The further out from the mast you are, the wobblier it can feel. If you’re still a bit unsure, stay closer to the centre.

Girls on the yard arm.

Course, Lower Topsail, Upper Topsail, T’Gallant, Royal, Skysail

The lowest and largest yard is called the course yard. As it sits below the first platform, you can still experience going out on the yard without conquering the overhanging futtock shrouds. 

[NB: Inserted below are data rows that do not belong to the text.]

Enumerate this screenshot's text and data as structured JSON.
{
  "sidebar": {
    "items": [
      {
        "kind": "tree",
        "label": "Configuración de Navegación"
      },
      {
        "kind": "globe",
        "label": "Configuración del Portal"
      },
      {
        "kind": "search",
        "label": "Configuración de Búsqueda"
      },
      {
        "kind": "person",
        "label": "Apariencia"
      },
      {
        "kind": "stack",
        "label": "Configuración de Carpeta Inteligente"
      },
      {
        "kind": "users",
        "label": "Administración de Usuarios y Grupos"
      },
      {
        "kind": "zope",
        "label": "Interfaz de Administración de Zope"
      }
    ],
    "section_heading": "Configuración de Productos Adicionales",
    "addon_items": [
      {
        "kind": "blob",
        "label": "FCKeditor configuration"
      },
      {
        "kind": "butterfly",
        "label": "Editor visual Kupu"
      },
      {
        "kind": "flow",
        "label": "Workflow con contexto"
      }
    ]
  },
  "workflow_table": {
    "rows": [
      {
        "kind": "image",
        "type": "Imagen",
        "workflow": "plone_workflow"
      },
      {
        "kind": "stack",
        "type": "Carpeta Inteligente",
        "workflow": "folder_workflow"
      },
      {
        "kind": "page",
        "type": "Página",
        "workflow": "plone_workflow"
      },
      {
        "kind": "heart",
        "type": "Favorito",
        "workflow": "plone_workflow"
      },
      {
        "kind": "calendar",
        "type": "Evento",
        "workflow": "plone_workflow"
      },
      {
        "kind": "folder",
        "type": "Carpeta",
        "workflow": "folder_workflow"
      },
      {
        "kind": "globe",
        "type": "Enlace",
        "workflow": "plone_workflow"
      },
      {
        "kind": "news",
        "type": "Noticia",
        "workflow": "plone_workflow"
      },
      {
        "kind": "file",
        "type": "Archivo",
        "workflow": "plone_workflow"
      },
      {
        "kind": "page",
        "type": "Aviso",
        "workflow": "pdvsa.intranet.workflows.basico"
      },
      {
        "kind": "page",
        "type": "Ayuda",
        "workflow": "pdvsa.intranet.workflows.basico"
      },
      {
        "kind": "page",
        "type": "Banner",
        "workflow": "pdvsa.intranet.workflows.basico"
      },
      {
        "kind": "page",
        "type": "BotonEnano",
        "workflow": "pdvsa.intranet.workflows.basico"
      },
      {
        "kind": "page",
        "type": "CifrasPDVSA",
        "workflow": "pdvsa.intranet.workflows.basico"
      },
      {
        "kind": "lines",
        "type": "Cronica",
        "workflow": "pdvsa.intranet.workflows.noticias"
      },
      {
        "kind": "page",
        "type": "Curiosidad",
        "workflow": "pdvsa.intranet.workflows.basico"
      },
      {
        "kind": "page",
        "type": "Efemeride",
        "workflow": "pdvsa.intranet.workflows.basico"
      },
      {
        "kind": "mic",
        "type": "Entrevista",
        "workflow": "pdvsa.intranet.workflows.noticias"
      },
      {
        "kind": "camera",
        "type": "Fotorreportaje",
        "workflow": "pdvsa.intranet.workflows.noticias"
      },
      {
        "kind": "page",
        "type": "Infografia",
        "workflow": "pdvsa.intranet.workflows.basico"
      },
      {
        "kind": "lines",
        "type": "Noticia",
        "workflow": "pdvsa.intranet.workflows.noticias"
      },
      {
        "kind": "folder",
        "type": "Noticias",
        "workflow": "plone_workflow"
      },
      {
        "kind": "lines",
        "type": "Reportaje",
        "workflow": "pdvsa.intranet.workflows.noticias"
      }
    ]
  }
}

Lower and upper topsails are reached by climbing up a second steeper set of ratlines above the first platform. To step out on the topgallant or royal yards you need to climb beyond the 2nd platform. Up here the deck is starting to look a long way away! The wind feels much stronger and the roll of the ship is more exaggerated. If your heart is not pounding now then you are a cool customer. Most of us who have been at sea for years still get a thrill up here, that’s part of the reason we do it.

The highest point of all, the ‘button’ at the top of the mast, is above even the highest square yard. If you make it up  here you’ll have nothing but sky around you for 360 degrees.

crew and guests aloft on eye of the wind

Working Aloft Variations

Every time you go aloft, the rigging can be in a different configuration. The gap between ratlines and footrope can be quite a step for little legs. If the yards are braced up sharp then being small is an advantage if you have to wiggle through a tight spot. Like rock climbing you have to look ahead and plan your route skywards to suit the conditions.

(P.S. It’s a lot easier than rock climbing. Ships masts are designed to be giant climbing frames!)

Personal Goal for the year: Climb the rigging of a tall ship

No shortage of voyages where you can attempt your goal, and experience a whole load more. Get in touch for help picking a trip to suit you.

Dare Devil Friend or Relative? Classic Sailing Gift Vouchers

Builders, tree surgeons, rock climbers or anyone who likes an adrenaline buzz will love tall ships. They are giant climbing frames for adults. Have a look at our gift vouchers if you’d like to give the gift of shinning up the rigging!

More Stories

28/02 Educational

2024 – Classic Sailing’s Year of Skills: Confident Crew

Throughout 2024, we’re shining the spotlight on the various ways our customers get more with a Classic Sailing booking. Sailing on a traditional vessel

Read More
Wild Boy and Leafy

01/02 Boat building

2024: Classic Sailing’s Year of Skills! It’s not just sailing, you know!

Throughout 2024, we’re shining the spotlight on the various ways our customers get more with a Classic Sailing booking. There are many physical and

Read More

14/01 Inspiration

Turning the Tide on Blue Monday

Turning the Tide on Blue Monday Blue Monday, marked on 15th January 2024, is here again. Many of us find ourselves caught in the

Read More
Polar explorer Jim McNeill leads an Ocean warrior planning meeting. A group poring over maps. Join the adventure through Classic Sailing

11/10 Climate Change

Science & Sailing: Ocean Warrior #Resolute Expeditions

I couldn’t praise the Linden crew highly enough, extremely professional, friendly and encouraged us to be part of the team. I’d sail on that

Read More

18/04 Shipmates' Stories

Tall Ship Memories – A Teenage View of Sailing TS Royalist in the 70’s

Huge thanks to Richard Evans for sending in this glorious account of his first Tall Ship Voyage. If you have a story to share,

Read More

13/04 Book Reviews

Every Boat Should Have a Copy!

How Boat Things Work An Illustrated Guide by Charlie Wing Today I’m pleased to review ‘How Boat Things Work’ by Charlie Wing. It’s a

Read More
Pilot Cutter Review Spectacle in Fowey

06/04 Educational

Sponsoring the Pilot Cutter Review

Why Sponsorship Matters for the 2024 Pilot Cutter Review The 2024 Pilot Cutter Review requests sponsorship to help cover its costs and ensure a

Read More